Data about app and page elements:
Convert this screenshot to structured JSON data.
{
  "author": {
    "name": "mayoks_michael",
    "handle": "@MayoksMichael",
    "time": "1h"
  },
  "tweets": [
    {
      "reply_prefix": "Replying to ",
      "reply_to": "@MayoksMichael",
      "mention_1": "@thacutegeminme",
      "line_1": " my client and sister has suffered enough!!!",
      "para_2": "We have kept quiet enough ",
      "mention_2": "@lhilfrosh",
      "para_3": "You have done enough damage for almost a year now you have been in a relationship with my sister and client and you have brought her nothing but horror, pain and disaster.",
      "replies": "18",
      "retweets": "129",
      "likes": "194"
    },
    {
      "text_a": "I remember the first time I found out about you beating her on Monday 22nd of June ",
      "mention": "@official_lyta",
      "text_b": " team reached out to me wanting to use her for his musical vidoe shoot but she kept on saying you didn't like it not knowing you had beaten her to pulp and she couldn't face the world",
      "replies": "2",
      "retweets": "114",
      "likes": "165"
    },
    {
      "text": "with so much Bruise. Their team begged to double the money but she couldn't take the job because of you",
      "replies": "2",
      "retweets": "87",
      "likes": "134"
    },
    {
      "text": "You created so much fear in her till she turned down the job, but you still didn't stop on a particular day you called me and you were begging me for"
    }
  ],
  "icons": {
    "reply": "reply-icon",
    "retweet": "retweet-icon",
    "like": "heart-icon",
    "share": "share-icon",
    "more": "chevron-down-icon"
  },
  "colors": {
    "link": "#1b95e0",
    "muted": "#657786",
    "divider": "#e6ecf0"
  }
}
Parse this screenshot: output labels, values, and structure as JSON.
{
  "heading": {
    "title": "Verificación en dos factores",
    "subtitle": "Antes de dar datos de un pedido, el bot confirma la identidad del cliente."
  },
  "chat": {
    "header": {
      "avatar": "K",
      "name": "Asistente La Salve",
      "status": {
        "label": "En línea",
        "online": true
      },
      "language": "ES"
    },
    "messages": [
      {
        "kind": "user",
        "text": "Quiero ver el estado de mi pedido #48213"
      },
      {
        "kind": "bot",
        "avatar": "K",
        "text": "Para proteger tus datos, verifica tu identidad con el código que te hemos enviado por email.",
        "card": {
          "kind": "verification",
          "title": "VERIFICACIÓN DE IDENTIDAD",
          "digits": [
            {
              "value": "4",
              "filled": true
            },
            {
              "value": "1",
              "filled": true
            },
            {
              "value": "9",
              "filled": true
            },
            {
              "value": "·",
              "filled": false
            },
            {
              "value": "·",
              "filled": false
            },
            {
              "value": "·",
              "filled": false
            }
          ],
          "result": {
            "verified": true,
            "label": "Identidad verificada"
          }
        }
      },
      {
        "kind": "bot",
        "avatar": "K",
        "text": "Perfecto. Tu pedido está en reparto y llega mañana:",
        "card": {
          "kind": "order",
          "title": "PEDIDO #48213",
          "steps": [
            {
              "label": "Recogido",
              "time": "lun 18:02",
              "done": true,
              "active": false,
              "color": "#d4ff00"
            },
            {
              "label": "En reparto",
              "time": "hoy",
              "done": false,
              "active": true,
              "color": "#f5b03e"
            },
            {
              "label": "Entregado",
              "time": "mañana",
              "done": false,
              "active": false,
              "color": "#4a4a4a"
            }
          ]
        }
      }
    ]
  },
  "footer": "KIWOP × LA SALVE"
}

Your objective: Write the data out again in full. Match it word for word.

Response for this exercise:
Convert this screenshot to structured JSON data.
{
  "author": {
    "name": "mayoks_michael",
    "handle": "@MayoksMichael",
    "time": "1h"
  },
  "tweets": [
    {
      "reply_prefix": "Replying to ",
      "reply_to": "@MayoksMichael",
      "mention_1": "@thacutegeminme",
      "line_1": " my client and sister has suffered enough!!!",
      "para_2": "We have kept quiet enough ",
      "mention_2": "@lhilfrosh",
      "para_3": "You have done enough damage for almost a year now you have been in a relationship with my sister and client and you have brought her nothing but horror, pain and disaster.",
      "replies": "18",
      "retweets": "129",
      "likes": "194"
    },
    {
      "text_a": "I remember the first time I found out about you beating her on Monday 22nd of June ",
      "mention": "@official_lyta",
      "text_b": " team reached out to me wanting to use her for his musical vidoe shoot but she kept on saying you didn't like it not knowing you had beaten her to pulp and she couldn't face the world",
      "replies": "2",
      "retweets": "114",
      "likes": "165"
    },
    {
      "text": "with so much Bruise. Their team begged to double the money but she couldn't take the job because of you",
      "replies": "2",
      "retweets": "87",
      "likes": "134"
    },
    {
      "text": "You created so much fear in her till she turned down the job, but you still didn't stop on a particular day you called me and you were begging me for"
    }
  ],
  "icons": {
    "reply": "reply-icon",
    "retweet": "retweet-icon",
    "like": "heart-icon",
    "share": "share-icon",
    "more": "chevron-down-icon"
  },
  "colors": {
    "link": "#1b95e0",
    "muted": "#657786",
    "divider": "#e6ecf0"
  }
}
Parse this screenshot: output labels, values, and structure as JSON.
{
  "heading": {
    "title": "Verificación en dos factores",
    "subtitle": "Antes de dar datos de un pedido, el bot confirma la identidad del cliente."
  },
  "chat": {
    "header": {
      "avatar": "K",
      "name": "Asistente La Salve",
      "status": {
        "label": "En línea",
        "online": true
      },
      "language": "ES"
    },
    "messages": [
      {
        "kind": "user",
        "text": "Quiero ver el estado de mi pedido #48213"
      },
      {
        "kind": "bot",
        "avatar": "K",
        "text": "Para proteger tus datos, verifica tu identidad con el código que te hemos enviado por email.",
        "card": {
          "kind": "verification",
          "title": "VERIFICACIÓN DE IDENTIDAD",
          "digits": [
            {
              "value": "4",
              "filled": true
            },
            {
              "value": "1",
              "filled": true
            },
            {
              "value": "9",
              "filled": true
            },
            {
              "value": "·",
              "filled": false
            },
            {
              "value": "·",
              "filled": false
            },
            {
              "value": "·",
              "filled": false
            }
          ],
          "result": {
            "verified": true,
            "label": "Identidad verificada"
          }
        }
      },
      {
        "kind": "bot",
        "avatar": "K",
        "text": "Perfecto. Tu pedido está en reparto y llega mañana:",
        "card": {
          "kind": "order",
          "title": "PEDIDO #48213",
          "steps": [
            {
              "label": "Recogido",
              "time": "lun 18:02",
              "done": true,
              "active": false,
              "color": "#d4ff00"
            },
            {
              "label": "En reparto",
              "time": "hoy",
              "done": false,
              "active": true,
              "color": "#f5b03e"
            },
            {
              "label": "Entregado",
              "time": "mañana",
              "done": false,
              "active": false,
              "color": "#4a4a4a"
            }
          ]
        }
      }
    ]
  },
  "footer": "KIWOP × LA SALVE"
}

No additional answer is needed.